As part of the industry-wide effort to make e-commerce more secure, credit reporting giant Equifax, Inc. has announced plans to positively identify online shoppers through quizzes based on their credit reports.
Company officials say that the process will virtually eliminate manual authentication methods, including the need for consumers to enter an authentication code that arrives by mail. Further, the company claims that the technology will also protect consumer privacy, reduce the threat of identity fraud and reduce fraudulent payment risk for businesses.
Online payment processor CheckFree has signed a multi-year deal to use the process for verifying the identities of its online bill-paying customers.
“With faster authentication, CheckFree can more closely meet expectation levels for immediacy that Internet consumers have come to expect as they try new services, while maintaining the highest level of security and privacy required for authorizing transactions,” said CheckFree president and chief operating officer Peter Sinisgalli.
How It Works
Unlike traditional methods that rely solely on such wallet information as Social Security numbers, driver’s license numbers and addresses to identify users online, the Equifax authentication engine requests both financial and non-financial information that should be known only to the user. The engine compares and analyzes multiple elements in the furnished information with consumer data from Equifax and other consumer and business information.

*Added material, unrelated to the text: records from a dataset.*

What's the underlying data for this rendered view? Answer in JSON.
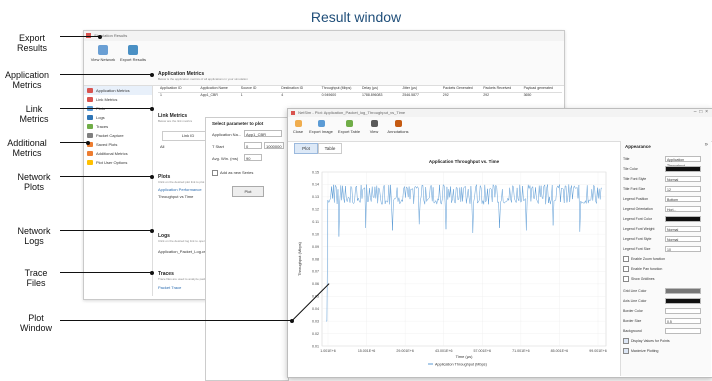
{
  "title": "Result window",
  "callouts": {
    "export_results": "Export\nResults",
    "application_metrics": "Application\nMetrics",
    "link_metrics": "Link\nMetrics",
    "additional_metrics": "Additional\nMetrics",
    "network_plots": "Network\nPlots",
    "network_logs": "Network\nLogs",
    "trace_files": "Trace\nFiles",
    "plot_window": "Plot\nWindow"
  },
  "results_window": {
    "title": "Simulation Results",
    "toolbar": [
      "View Network",
      "Export Results"
    ],
    "sidebar": [
      "Application Metrics",
      "Link Metrics",
      "Plots",
      "Logs",
      "Traces",
      "Packet Capture",
      "Saved Plots",
      "Additional Metrics",
      "Plot User Options"
    ],
    "app_metrics": {
      "heading": "Application Metrics",
      "sub": "Below is the application metrics of all applications in your simulation",
      "columns": [
        "Application ID",
        "Application Name",
        "Source ID",
        "Destination ID",
        "Throughput (Mbps)",
        "Delay (µs)",
        "Jitter (µs)",
        "Packets Generated",
        "Packets Received",
        "Payload generated"
      ],
      "row": [
        "1",
        "App1_CBR",
        "1",
        "4",
        "0.949600",
        "1788.896083",
        "2546.5877",
        "292",
        "292",
        "3650"
      ]
    },
    "link_metrics": {
      "heading": "Link Metrics",
      "sub": "Below are the link metrics",
      "link_id": "Link ID",
      "all": "All"
    },
    "plots": {
      "heading": "Plots",
      "sub": "Click on the desired plot link to plot the data",
      "item1": "Application Performance",
      "item2": "Throughput vs Time"
    },
    "logs": {
      "heading": "Logs",
      "sub": "Click on the desired log link to open the log file",
      "item1": "Application_Packet_Log.csv"
    },
    "traces": {
      "heading": "Traces",
      "sub": "Trace files are used to analyze packet level details",
      "item1": "Packet Trace"
    }
  },
  "select_dialog": {
    "heading": "Select parameter to plot",
    "app_label": "Application Na...",
    "app_value": "App1_CBR",
    "ymin_label": "T Start",
    "ymin_value": "0",
    "ymax_value": "1000000",
    "avg_label": "Avg. Win. (ms)",
    "avg_value": "90",
    "add_series": "Add as new Series",
    "plot_button": "Plot"
  },
  "plot_window": {
    "title": "NetSim - Plot: Application_Packet_log_Throughput_vs_Time",
    "toolbar": [
      "Close",
      "Export Image",
      "Export Table",
      "View",
      "Annotations"
    ],
    "tabs": [
      "Plot",
      "Table"
    ],
    "properties_header": "Appearance",
    "properties": [
      {
        "label": "Title",
        "value": "Application Throughput"
      },
      {
        "label": "Tile Color",
        "value": ""
      },
      {
        "label": "Title Font Style",
        "value": "Normal"
      },
      {
        "label": "Title Font Size",
        "value": "12"
      },
      {
        "label": "Legend Position",
        "value": "Bottom"
      },
      {
        "label": "Legend Orientation",
        "value": "Hori..."
      },
      {
        "label": "Legend Font Color",
        "value": ""
      },
      {
        "label": "Legend Font Weight",
        "value": "Normal"
      },
      {
        "label": "Legend Font Style",
        "value": "Normal"
      },
      {
        "label": "Legend Font Size",
        "value": "10"
      }
    ],
    "checkboxes": [
      "Enable Zoom function",
      "Enable Pan function",
      "Show Gridlines"
    ],
    "lower_props": [
      {
        "label": "Grid Line Color",
        "value": ""
      },
      {
        "label": "Axis Line Color",
        "value": ""
      },
      {
        "label": "Border Color",
        "value": ""
      },
      {
        "label": "Border Size",
        "value": "0.5"
      },
      {
        "label": "Background",
        "value": ""
      }
    ],
    "checkboxes2": [
      "Display Values for Points",
      "Maximize Plotting"
    ]
  },
  "chart_data": {
    "type": "line",
    "title": "Application Throughput vs. Time",
    "xlabel": "Time (µs)",
    "ylabel": "Throughput (Mbps)",
    "ylim": [
      0.01,
      0.15
    ],
    "yticks": [
      "0.15",
      "0.14",
      "0.13",
      "0.12",
      "0.11",
      "0.10",
      "0.09",
      "0.08",
      "0.07",
      "0.06",
      "0.05",
      "0.04",
      "0.03",
      "0.02",
      "0.01"
    ],
    "xticks": [
      "1.001E+6",
      "15.001E+6",
      "29.001E+6",
      "43.001E+6",
      "57.001E+6",
      "71.001E+6",
      "85.001E+6",
      "99.001E+6"
    ],
    "series": [
      {
        "name": "Application Throughput (Mbps)",
        "base": 0.124,
        "high": 0.14,
        "dips": [
          0.098,
          0.105,
          0.103,
          0.108,
          0.104,
          0.101,
          0.105,
          0.103,
          0.107,
          0.102
        ],
        "start_low": 0.03
      }
    ],
    "legend": "bottom",
    "grid": true,
    "color": "#5b9bd5"
  }
}
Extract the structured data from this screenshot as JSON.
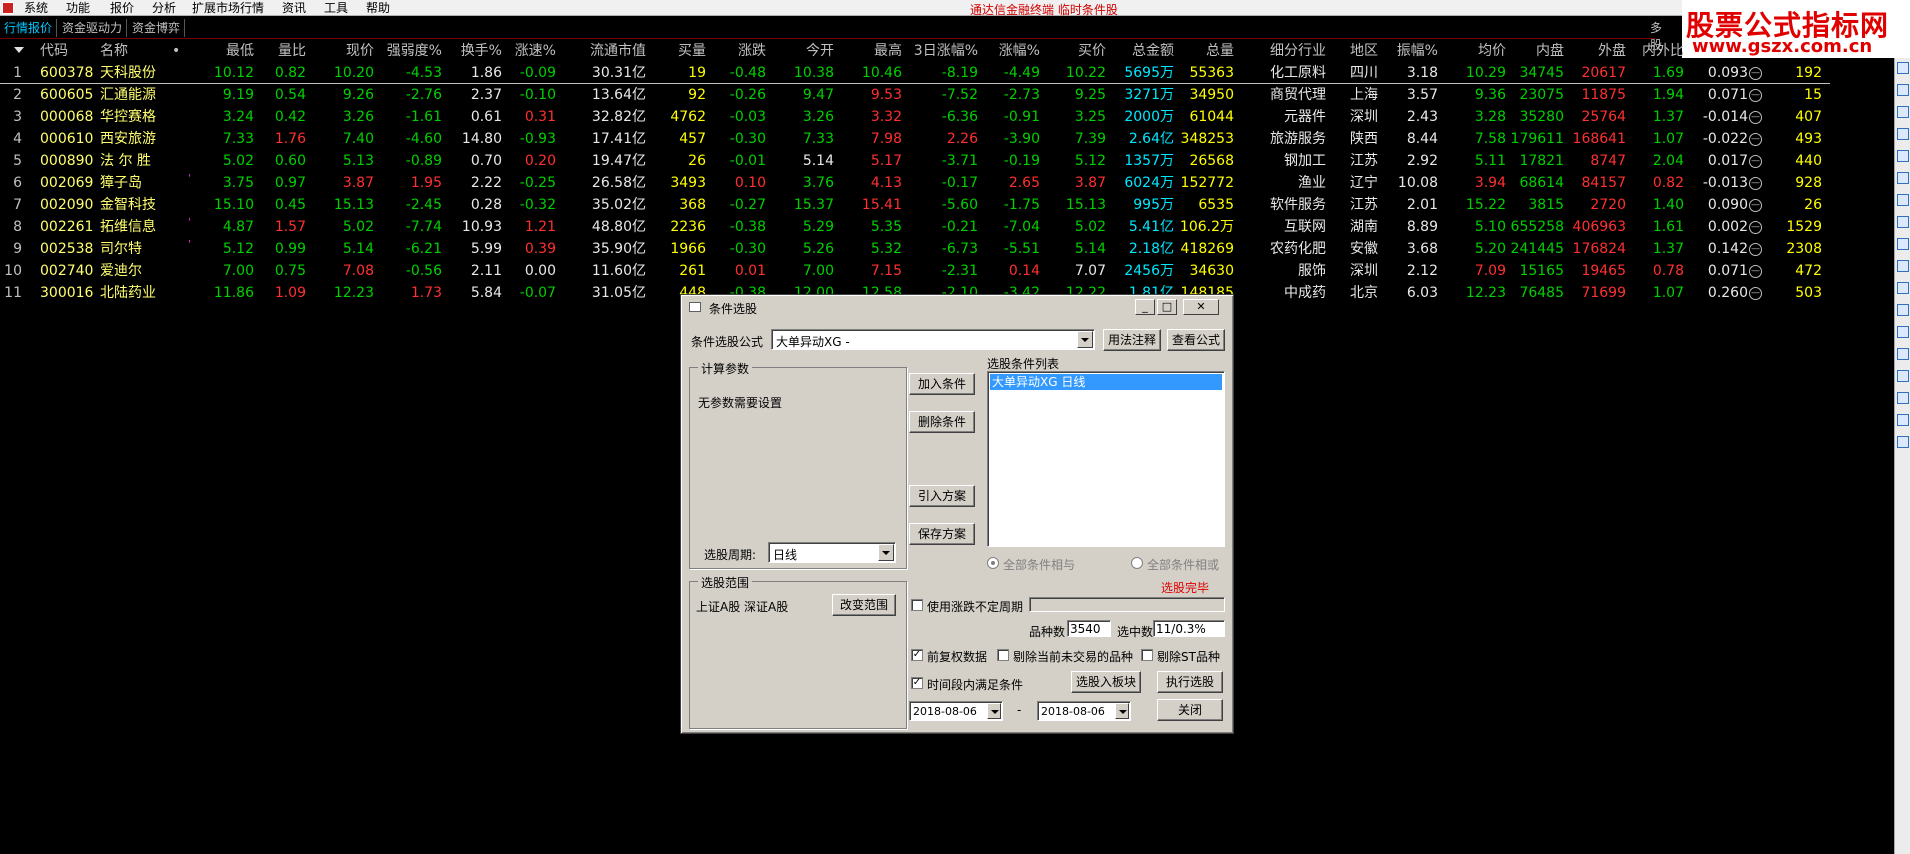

First, the consumer completes and submits the enrollment form, providing the requested information. The information is encrypted and transmitted electronically to Equifax, protecting the privacy of the consumer at every stage, according to the company. Then, once the information reaches the company, the authentication engine compares the data with consumer data from Equifax and other consumer and business information sources.
Ultimately, the authentication engine displays a multiple-choice questionnaire compiled from information sources, which the consumer answers. If the answers are verified, then the consumer is authenticated. If not, he or she will be instructed to complete the process manually.
Complies with Fair Credit Reporting Act
According to Equifax, the process complies fully with the Fair Credit Reporting Act. The process replaces the manual application, which required consumers to submit their information online but wait several days to receive a PIN number or authentication code through the mail.
By 2002, more than half of U.S. households will have the ability to access three or four bills for viewing and payment online, according to a 1999 Internet Research Group report.